* _INSTRUCTIONS FOR THE TASK_:
Set down each entry as it stands. Skip the pictures.

* _MATERIAL FOR THE TASK_:
------------------------------

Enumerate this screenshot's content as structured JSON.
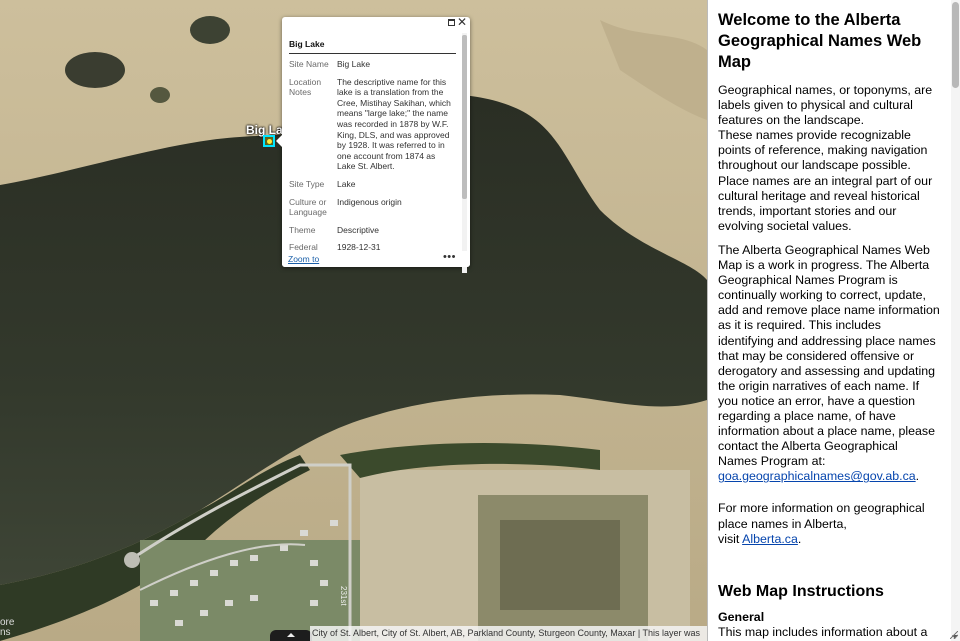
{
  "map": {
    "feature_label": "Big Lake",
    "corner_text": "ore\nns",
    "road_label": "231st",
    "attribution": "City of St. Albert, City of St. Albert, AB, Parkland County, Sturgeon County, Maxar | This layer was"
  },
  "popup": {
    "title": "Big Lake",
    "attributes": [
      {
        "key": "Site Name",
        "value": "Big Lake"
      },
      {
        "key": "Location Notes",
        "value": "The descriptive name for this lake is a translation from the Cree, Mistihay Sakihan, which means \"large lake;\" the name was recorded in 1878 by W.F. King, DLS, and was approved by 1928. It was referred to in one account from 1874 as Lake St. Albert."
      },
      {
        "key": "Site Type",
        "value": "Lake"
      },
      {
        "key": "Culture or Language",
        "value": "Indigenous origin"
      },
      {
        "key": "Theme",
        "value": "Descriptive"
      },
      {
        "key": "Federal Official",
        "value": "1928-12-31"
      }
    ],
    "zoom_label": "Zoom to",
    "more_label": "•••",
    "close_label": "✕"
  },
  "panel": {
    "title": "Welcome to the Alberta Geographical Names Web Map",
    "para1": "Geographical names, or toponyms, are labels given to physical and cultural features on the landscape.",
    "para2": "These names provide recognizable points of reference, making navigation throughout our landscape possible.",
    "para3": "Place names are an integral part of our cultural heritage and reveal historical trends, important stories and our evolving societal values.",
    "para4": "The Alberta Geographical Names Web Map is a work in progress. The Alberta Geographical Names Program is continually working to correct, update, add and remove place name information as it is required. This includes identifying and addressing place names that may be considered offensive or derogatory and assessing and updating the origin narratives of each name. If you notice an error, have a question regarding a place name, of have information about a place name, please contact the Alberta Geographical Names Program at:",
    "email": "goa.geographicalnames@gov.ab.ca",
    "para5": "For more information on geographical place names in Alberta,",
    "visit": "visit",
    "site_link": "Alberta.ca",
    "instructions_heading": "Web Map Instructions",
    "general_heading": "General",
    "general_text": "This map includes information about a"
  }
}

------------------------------

* _SOLUTION TO THE EXERCISE_:
Enumerate this screenshot's content as structured JSON.
{
  "map": {
    "feature_label": "Big Lake",
    "corner_text": "ore\nns",
    "road_label": "231st",
    "attribution": "City of St. Albert, City of St. Albert, AB, Parkland County, Sturgeon County, Maxar | This layer was"
  },
  "popup": {
    "title": "Big Lake",
    "attributes": [
      {
        "key": "Site Name",
        "value": "Big Lake"
      },
      {
        "key": "Location Notes",
        "value": "The descriptive name for this lake is a translation from the Cree, Mistihay Sakihan, which means \"large lake;\" the name was recorded in 1878 by W.F. King, DLS, and was approved by 1928. It was referred to in one account from 1874 as Lake St. Albert."
      },
      {
        "key": "Site Type",
        "value": "Lake"
      },
      {
        "key": "Culture or Language",
        "value": "Indigenous origin"
      },
      {
        "key": "Theme",
        "value": "Descriptive"
      },
      {
        "key": "Federal Official",
        "value": "1928-12-31"
      }
    ],
    "zoom_label": "Zoom to",
    "more_label": "•••",
    "close_label": "✕"
  },
  "panel": {
    "title": "Welcome to the Alberta Geographical Names Web Map",
    "para1": "Geographical names, or toponyms, are labels given to physical and cultural features on the landscape.",
    "para2": "These names provide recognizable points of reference, making navigation throughout our landscape possible.",
    "para3": "Place names are an integral part of our cultural heritage and reveal historical trends, important stories and our evolving societal values.",
    "para4": "The Alberta Geographical Names Web Map is a work in progress. The Alberta Geographical Names Program is continually working to correct, update, add and remove place name information as it is required. This includes identifying and addressing place names that may be considered offensive or derogatory and assessing and updating the origin narratives of each name. If you notice an error, have a question regarding a place name, of have information about a place name, please contact the Alberta Geographical Names Program at:",
    "email": "goa.geographicalnames@gov.ab.ca",
    "para5": "For more information on geographical place names in Alberta,",
    "visit": "visit",
    "site_link": "Alberta.ca",
    "instructions_heading": "Web Map Instructions",
    "general_heading": "General",
    "general_text": "This map includes information about a"
  }
}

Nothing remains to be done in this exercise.